Work request: From the records below, copy out each line that has the word "change".

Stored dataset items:
<<<<
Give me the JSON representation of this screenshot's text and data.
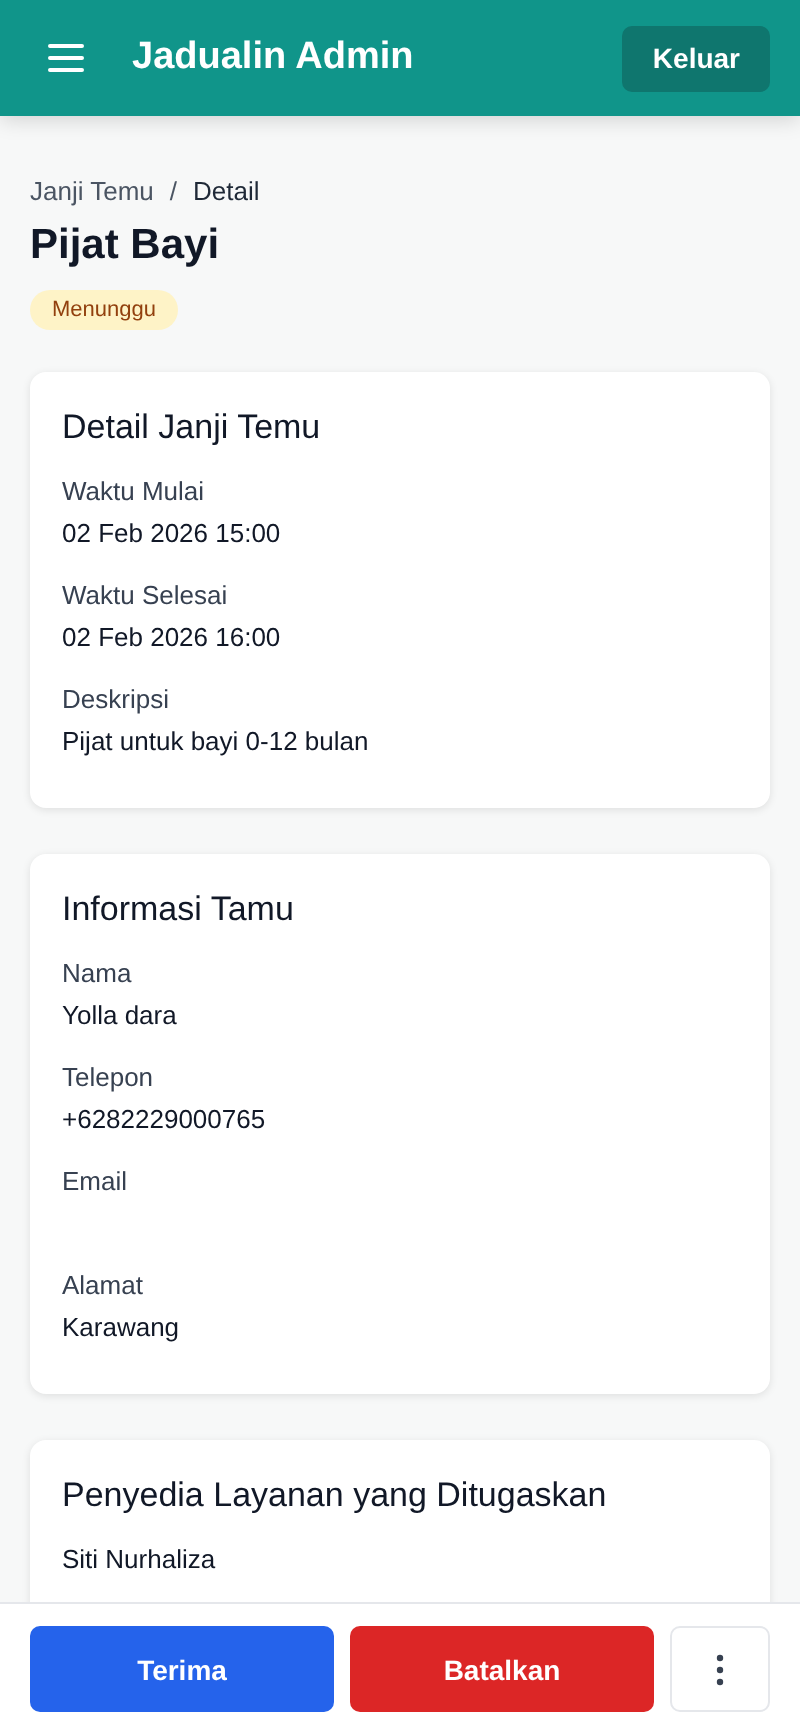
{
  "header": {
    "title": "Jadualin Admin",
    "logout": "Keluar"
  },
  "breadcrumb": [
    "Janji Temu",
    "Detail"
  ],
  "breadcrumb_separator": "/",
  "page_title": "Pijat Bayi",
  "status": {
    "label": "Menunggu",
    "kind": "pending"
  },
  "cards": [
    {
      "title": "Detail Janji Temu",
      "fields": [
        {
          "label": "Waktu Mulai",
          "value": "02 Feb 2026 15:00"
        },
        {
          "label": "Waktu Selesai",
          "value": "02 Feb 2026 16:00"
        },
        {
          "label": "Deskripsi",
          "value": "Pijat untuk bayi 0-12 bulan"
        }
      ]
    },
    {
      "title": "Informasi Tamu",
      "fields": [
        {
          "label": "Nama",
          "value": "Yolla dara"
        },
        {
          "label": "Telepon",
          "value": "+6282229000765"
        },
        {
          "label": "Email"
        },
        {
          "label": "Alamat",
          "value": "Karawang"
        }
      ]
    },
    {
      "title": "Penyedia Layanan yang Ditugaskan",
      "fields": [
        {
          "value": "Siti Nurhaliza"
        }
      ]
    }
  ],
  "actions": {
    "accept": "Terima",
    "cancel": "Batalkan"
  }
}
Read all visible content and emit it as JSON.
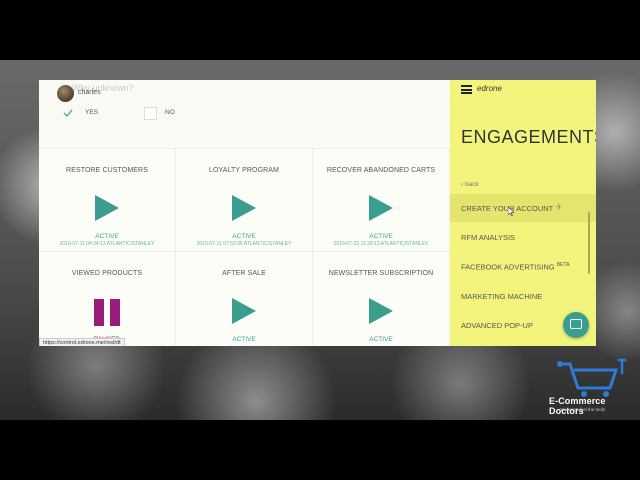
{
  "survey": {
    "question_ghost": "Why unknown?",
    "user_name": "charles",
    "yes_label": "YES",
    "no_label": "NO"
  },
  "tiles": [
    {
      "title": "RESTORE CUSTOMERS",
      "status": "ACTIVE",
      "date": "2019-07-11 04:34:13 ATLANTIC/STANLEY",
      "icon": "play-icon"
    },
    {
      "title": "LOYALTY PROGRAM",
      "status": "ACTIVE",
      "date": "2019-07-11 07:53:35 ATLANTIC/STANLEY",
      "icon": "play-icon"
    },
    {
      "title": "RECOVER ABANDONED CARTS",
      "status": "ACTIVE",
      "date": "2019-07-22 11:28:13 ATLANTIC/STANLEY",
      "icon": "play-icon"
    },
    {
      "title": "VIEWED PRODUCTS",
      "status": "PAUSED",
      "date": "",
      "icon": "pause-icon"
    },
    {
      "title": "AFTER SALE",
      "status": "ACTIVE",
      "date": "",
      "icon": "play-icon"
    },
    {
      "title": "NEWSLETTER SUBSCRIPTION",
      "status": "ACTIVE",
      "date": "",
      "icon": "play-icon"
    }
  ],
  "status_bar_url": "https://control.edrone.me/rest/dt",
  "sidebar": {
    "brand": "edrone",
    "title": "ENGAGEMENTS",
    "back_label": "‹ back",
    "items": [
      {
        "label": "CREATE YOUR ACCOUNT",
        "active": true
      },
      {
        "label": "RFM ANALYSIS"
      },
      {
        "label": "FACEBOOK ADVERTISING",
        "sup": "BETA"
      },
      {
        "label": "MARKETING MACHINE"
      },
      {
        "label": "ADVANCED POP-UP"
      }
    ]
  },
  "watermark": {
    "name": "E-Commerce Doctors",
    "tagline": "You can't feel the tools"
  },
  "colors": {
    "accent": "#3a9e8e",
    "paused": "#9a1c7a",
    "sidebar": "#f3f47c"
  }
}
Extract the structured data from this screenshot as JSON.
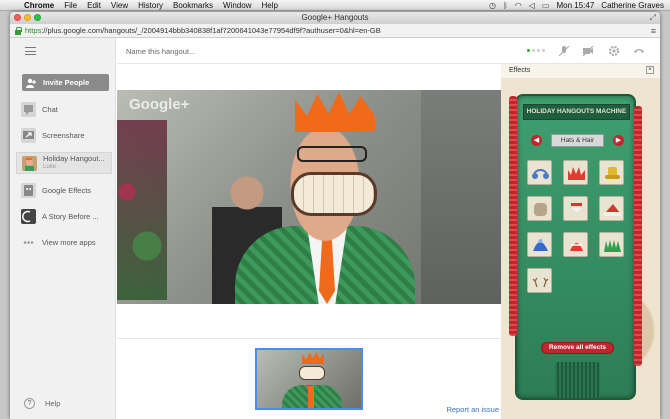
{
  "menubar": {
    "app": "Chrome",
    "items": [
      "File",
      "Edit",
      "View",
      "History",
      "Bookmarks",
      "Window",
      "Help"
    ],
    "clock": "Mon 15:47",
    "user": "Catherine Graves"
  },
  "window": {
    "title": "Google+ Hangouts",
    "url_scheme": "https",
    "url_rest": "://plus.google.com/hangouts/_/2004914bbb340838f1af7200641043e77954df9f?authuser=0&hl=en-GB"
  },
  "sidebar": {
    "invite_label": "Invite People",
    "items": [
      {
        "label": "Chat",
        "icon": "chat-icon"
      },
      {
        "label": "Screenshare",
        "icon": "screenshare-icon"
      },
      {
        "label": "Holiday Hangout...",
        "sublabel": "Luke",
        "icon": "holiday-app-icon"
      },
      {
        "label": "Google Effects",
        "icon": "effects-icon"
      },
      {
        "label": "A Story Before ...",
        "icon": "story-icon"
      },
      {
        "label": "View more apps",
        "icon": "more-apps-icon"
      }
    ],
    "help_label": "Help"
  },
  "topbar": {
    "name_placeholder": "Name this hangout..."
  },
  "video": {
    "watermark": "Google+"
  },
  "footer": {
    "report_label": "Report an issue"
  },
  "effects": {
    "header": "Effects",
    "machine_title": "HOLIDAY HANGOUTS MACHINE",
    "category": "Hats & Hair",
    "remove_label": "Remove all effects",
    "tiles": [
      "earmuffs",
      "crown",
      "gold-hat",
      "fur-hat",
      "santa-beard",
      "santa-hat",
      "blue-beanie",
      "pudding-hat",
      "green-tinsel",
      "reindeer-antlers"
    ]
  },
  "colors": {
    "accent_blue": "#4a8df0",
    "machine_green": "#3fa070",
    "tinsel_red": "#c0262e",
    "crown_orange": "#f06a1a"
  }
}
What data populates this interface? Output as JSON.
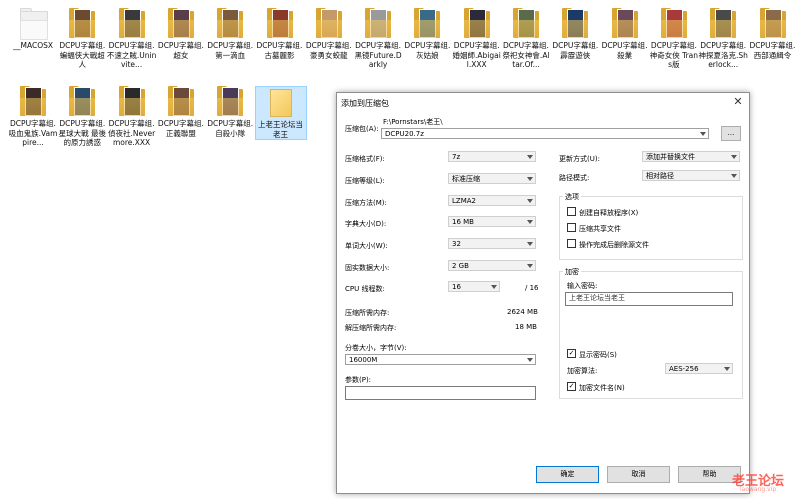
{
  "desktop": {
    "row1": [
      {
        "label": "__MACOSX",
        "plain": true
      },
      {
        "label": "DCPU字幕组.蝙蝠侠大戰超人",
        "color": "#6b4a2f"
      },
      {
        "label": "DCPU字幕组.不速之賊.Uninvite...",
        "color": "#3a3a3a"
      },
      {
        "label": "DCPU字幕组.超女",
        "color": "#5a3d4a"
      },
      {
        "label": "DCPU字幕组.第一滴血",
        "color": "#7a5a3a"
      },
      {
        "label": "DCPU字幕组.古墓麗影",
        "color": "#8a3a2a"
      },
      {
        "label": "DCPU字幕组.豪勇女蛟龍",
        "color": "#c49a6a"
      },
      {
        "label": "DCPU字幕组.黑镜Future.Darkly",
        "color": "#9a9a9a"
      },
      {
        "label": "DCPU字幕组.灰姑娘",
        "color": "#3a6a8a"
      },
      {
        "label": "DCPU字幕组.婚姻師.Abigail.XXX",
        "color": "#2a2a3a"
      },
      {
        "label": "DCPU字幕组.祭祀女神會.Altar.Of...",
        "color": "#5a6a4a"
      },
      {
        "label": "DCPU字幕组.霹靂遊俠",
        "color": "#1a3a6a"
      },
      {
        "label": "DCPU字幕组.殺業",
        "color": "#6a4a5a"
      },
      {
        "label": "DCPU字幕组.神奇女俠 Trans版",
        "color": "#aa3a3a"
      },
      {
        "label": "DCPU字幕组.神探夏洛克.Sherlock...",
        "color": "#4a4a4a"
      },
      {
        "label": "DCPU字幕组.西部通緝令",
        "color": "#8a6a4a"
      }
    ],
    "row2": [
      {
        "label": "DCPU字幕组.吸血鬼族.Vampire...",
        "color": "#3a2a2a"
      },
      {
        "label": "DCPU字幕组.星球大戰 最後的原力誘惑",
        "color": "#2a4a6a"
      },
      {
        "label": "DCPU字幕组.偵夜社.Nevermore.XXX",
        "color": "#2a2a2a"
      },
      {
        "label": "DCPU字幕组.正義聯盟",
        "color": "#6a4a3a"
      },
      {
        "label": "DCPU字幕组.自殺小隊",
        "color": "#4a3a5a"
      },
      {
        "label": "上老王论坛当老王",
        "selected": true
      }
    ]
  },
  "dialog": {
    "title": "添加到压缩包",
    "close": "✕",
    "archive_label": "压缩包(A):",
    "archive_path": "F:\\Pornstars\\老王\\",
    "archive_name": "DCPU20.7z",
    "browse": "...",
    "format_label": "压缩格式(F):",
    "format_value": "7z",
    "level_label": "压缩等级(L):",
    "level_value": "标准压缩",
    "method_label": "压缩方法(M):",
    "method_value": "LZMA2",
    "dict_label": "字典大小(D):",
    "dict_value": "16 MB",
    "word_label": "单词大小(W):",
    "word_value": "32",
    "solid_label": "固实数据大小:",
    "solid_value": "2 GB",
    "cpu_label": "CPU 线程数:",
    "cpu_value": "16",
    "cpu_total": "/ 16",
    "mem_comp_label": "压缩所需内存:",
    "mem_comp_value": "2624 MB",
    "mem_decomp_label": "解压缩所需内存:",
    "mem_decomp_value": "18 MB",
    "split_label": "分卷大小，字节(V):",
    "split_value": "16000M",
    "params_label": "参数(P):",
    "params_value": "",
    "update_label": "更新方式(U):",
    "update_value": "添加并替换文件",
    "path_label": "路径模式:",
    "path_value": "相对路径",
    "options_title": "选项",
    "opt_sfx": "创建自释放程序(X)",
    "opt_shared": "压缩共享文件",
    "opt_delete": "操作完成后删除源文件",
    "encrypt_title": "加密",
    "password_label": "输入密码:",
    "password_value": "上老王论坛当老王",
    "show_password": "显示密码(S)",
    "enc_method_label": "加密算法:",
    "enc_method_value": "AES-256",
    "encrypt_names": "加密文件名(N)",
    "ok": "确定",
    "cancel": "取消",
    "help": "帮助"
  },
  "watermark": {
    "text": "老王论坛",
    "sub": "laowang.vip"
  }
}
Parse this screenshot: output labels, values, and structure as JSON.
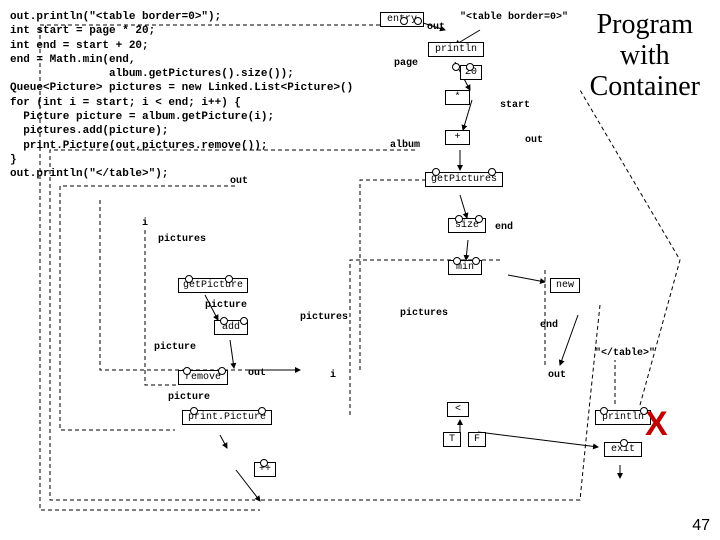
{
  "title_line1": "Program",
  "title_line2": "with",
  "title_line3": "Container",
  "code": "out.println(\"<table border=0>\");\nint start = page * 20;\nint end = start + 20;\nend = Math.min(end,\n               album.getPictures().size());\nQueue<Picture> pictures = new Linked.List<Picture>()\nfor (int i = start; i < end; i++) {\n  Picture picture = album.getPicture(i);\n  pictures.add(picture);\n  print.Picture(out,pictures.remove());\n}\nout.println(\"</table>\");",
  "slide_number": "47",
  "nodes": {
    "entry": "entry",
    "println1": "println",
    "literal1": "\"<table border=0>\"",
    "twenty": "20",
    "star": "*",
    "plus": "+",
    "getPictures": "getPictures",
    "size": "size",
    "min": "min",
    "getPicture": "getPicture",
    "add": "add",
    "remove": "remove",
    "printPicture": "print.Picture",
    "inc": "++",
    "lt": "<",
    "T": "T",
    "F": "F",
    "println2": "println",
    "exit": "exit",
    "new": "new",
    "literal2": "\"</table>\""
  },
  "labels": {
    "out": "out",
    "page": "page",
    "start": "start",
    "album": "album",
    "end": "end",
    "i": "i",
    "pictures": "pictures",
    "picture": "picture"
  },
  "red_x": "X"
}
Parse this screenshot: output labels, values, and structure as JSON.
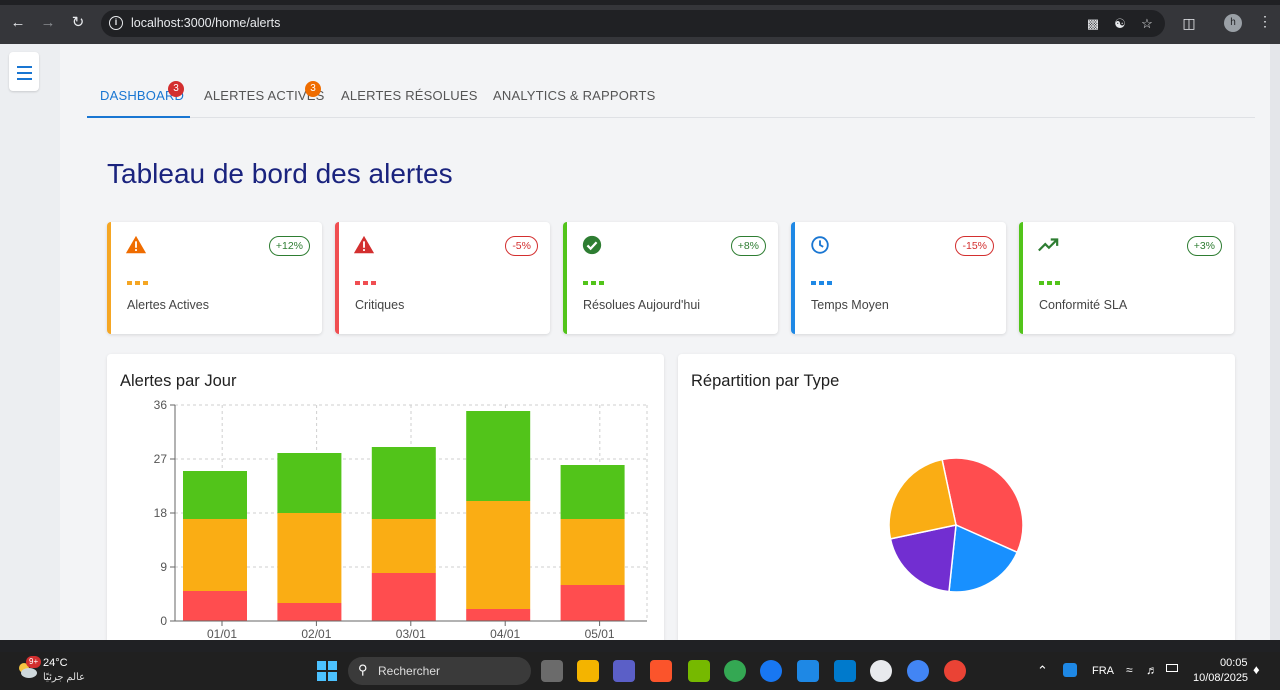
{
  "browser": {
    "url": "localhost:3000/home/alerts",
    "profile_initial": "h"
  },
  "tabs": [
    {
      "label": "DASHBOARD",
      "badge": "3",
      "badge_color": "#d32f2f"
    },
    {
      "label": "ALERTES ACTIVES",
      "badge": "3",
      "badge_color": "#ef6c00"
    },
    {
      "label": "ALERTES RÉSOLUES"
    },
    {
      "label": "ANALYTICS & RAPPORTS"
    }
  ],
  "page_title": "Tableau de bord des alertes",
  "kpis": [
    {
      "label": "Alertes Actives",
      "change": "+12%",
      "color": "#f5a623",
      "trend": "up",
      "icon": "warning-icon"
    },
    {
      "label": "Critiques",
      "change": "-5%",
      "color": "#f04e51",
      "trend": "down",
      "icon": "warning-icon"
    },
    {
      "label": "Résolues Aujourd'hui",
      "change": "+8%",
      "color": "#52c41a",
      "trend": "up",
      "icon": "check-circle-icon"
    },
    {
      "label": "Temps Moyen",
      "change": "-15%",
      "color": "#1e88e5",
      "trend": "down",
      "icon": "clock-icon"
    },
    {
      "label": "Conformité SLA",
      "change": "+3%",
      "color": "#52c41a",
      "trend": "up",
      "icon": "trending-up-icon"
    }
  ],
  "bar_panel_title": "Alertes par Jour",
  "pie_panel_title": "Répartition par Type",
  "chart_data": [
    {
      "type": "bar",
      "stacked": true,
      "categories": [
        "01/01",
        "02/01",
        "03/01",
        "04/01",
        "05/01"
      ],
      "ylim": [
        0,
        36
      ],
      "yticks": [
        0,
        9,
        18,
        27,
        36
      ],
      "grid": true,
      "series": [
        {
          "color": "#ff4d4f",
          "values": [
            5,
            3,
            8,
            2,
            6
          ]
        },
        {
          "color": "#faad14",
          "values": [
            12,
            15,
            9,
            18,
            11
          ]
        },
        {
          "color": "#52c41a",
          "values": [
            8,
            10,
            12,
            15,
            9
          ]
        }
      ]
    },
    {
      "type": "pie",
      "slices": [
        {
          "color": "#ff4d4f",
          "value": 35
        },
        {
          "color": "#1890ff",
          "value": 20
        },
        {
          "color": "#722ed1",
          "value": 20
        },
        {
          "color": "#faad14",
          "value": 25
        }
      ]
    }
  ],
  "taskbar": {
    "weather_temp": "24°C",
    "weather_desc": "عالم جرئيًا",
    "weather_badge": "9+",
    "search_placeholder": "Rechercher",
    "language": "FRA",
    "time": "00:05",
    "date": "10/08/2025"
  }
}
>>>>
Task response:
      "change": "+12%",
      "change": "-5%",
      "change": "+8%",
      "change": "-15%",
      "change": "+3%",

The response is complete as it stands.